The Arts Club is a local company created by local artists for local artists. It wasn’t created in the Federal regional theatre push of the 60s (in Vancouver that theatre company was the Playhouse). Instead, we grew organically from a group of artists doing up space above a club called the Arts Club on Seymour Street. From the beginning, the Arts Club’s focus has been local–engaging with local artists and commissioning local playwrights. When I started we were going through a rough patch. We had renovated the Stanley Industrial Alliance Stage but had not raised enough money to do so, and had a large mortgage to contend with that placed a real
burden on our operating budgets. We had a few deficit years in the early 2000s that were very difficult.
How has it changed since?
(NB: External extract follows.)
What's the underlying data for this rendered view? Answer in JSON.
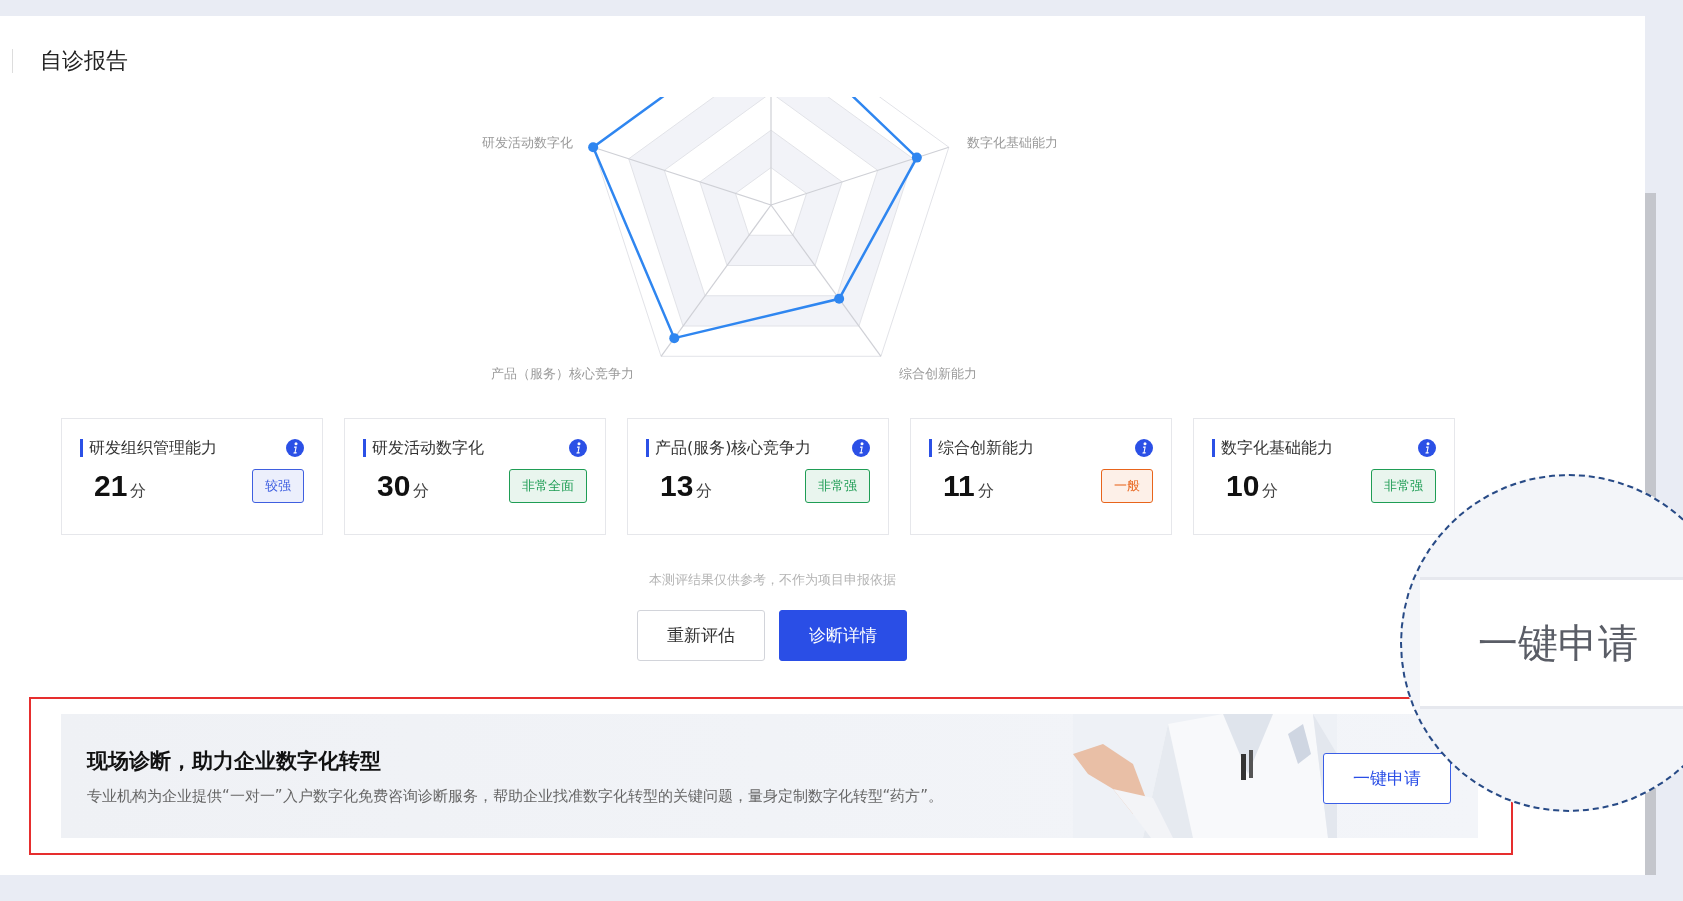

Since then we created our own Foundation now owns the Stanley and took the mortgage off our operating season budgets. Since then we have built a permanent endowment in our Foundation to help support the company. We bought our own ticketing and donation software so that we could have control of our own inventory rather than be beholden to a third-party ticketing agent. We simplified our ticketing options and grew our audience. In 2015, we created an Education program that now runs community drama programs for youth in our facilities and in the community with free after-school programs in local secondary schools like Britannia and community centres like Ray-Cam. We offer free playwriting programs for youth, acting and musical theatre intensives, and self-devised theatre programs that let teens devise works that they perform in showcases on our stages. And we built a new theatre in the Olympic Village, the Newmont Stage at the BMO Theatre Centre, as well as administration offices and rehearsal halls that we share with Bard on the Beach. Then, of course, the pandemic hit…
What more needs to be done?
Now we find ourselves climbing our way out of the pandemic and all the pain it brought down on the not-for-profit arts sector. We lost over 90% of our regular revenue and survived only through the generosity of our patrons and community who really stepped up with donations to keep the company going. So now we need to rebuild our capacity to create theatre, both financial capacity and human capacity.
How can our readers help?
The Arts Club has commissioned and produced over 120 new Canadian plays in our 58 years. That’s a mighty contribution to the canon of Canadian plays. And we have produced over 700 productions. These are all built in our production shop on Granville Island with costumes built in our wardrobe shop in the Olympic Village, and all employ local artists and local creative teams. So support local! You can help us by coming to see a production and help us even further by donating, even if it’s a small amount, to show your support for local professional theatre.
Do you have any events coming up?
We will remount our spring hit, Made in Italy, at our Granville Island Stage from July 28. And from September, when we launch our 2022–2023 season with Peter Pan Goes Wrong (which is a self-explanatory title and a hoot!), we will produce thirteen productions at our three theatres with over 600 performances between September 2022 and August 2023.
Where can we follow you?
To book tickets or donate you can find us on our website, and you can follow us on Facebook, Instagram, and Twitter.
PAY IT FORWARD: What is an awesome local charity/non-profit that you love?
I am a great believer in the arts and think that, especially after the pandemic, every not-for-profit arts organization needs support. So I would encourage your readers to support, in any way they can, any local charitable arts organization. We all need that support so much right now. We also work with a charity called VocalEye whose mission is to provide greater access to the arts for blind or partially sighted people. They provide audio description services to ensure that those with vision loss can understand more fully the visuals associated with a live performance. I love that we have them in this community.